Communication, cooperation and collusion in team tournaments--An experimental study
AbstractWe study the effects of communication in an experimental tournament between teams. When teams, rather than individuals, compete for a prize there is a need for intra-team coordination in order to win the inter-team competition. Introducing communication in such situations may have ambiguous effects on effort choices. Communication within teams may promote higher efforts by mitigating the internal free-rider problem. Communication between competing teams may lead to collusion, thereby reducing efforts. In our experiment we control the channels of communication by letting subjects communicate through an electronic chat. We find, indeed, that communication within teams increases efforts and communication between teams reduces efforts. We use team members' dialogs to explain these effects of communication, and check the robustness of our results.
Download InfoIf you experience problems downloading a file, check if you have the proper application to view it first. In case of further problems read the IDEAS help page. Note that these files are not on the IDEAS site. Please be patient as the files may be large.
As the access to this document is restricted, you may want to look for a different version under "Related research" (further below) or search for a different version of it.
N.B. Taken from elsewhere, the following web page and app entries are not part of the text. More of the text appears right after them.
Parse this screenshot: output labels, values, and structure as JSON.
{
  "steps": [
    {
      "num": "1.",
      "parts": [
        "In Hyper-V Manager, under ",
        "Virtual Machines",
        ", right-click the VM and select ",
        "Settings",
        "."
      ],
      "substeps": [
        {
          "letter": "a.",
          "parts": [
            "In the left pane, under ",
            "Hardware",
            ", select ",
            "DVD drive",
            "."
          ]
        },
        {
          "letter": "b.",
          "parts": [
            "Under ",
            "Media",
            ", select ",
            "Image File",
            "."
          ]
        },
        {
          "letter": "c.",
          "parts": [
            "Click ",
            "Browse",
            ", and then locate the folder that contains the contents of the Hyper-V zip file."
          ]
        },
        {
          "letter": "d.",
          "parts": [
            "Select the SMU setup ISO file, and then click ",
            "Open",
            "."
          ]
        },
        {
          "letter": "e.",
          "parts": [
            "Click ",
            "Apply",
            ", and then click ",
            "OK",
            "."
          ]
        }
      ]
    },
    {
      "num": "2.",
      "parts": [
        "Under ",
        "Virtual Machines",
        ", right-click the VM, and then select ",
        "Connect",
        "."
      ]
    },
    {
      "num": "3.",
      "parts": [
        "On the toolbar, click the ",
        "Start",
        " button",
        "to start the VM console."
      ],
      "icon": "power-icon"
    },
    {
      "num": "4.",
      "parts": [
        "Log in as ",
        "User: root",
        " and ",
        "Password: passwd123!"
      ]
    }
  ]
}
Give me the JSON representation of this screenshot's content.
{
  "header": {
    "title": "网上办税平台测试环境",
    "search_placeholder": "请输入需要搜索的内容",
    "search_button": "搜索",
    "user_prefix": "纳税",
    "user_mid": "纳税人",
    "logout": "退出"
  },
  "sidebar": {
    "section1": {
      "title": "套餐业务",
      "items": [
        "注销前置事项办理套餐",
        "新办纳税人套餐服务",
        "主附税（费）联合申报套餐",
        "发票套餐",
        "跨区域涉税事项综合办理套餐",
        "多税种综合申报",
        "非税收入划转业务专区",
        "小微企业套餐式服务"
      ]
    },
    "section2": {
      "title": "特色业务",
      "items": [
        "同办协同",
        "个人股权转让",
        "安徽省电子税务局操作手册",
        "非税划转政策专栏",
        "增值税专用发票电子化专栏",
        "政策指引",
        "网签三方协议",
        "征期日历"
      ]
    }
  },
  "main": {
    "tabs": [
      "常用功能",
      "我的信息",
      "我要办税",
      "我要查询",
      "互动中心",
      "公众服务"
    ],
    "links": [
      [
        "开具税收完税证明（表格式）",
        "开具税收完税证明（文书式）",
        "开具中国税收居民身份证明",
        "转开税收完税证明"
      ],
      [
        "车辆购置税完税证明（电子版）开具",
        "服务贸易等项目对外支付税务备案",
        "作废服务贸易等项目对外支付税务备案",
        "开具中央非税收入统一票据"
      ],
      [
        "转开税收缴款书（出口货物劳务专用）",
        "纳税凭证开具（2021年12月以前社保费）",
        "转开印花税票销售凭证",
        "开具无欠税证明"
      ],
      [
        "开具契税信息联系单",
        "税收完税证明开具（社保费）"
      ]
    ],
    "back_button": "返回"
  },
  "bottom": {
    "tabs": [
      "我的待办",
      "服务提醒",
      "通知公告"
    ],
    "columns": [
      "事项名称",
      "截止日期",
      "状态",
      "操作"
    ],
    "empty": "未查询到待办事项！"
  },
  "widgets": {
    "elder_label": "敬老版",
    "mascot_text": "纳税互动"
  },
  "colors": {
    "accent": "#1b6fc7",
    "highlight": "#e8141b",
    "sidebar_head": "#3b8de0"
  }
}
Bibliographic InfoArticle provided by Elsevier in its journal Games and Economic Behavior.
Volume (Year): 66 (2009)
Issue (Month): 1 (May)
Contact details of provider:
Web page: http://www.elsevier.com/locate/inca/622836
Tournament Team decision making Communication Collusion Free-riding Experiment;
Other versions of this item:
- Matthias Sutter & Christina Strassmair, 2007. "Communication, cooperation and collusion in team tournaments ? An experimental study," Working Papers 2007-19, Faculty of Economics and Statistics, University of Innsbruck.
- Sutter, Matthias & Strassmair, Christina, 2007. "Communication, cooperation and collusion in team tournaments - An experimental study," Discussion Papers in Economics 2016, University of Munich, Department of Economics.
- C92 - Mathematical and Quantitative Methods - - Design of Experiments - - - Laboratory, Group Behavior
- J33 - Labor and Demographic Economics - - Wages, Compensation, and Labor Costs - - - Compensation Packages; Payment Methods
Please report citation or reference errors to , or , if you are the registered author of the cited work, log in to your RePEc Author Service profile, click on "citations" and make appropriate adjustments.:
- van Dijk, Frans & Sonnemans, Joep & van Winden, Frans, 2001.
"Incentive systems in a real effort experiment,"
European Economic Review,
Elsevier, vol. 45(2), pages 187-214, February.
- Frans van Dijk & Joep Sonnemans & Frans van Winden, 2000. "Incentive Systems in a Real Effort Experiment," CESifo Working Paper Series 272, CESifo Group Munich.
- Frans van Dijk & Joep Sonnemans & Frans van Winden, 1998. "Incentive Systems in a Real Effort Experiment," Tinbergen Institute Discussion Papers 98-023/1, Tinbergen Institute.
- Nalbantian, Haig R & Schotter, Andrew, 1997. "Productivity under Group Incentives: An Experimental Study," American Economic Review, American Economic Association, vol. 87(3), pages 314-41, June.
- David J. Cooper & John H. Kagel, 2005. "Are Two Heads Better Than One? Team versus Individual Play in Signaling Games," American Economic Review, American Economic Association, vol. 95(3), pages 477-509, June.
This item has more than 25 citations. To prevent cluttering this page, these citations are listed on a separate page. reading list or among the top items on IDEAS.Access and download statisticsgeneral information about how to correct material in RePEc.
For technical questions regarding this item, or to correct its authors, title, abstract, bibliographic or download information, contact: (Zhang, Lei).
If references are entirely missing, you can add them using this form.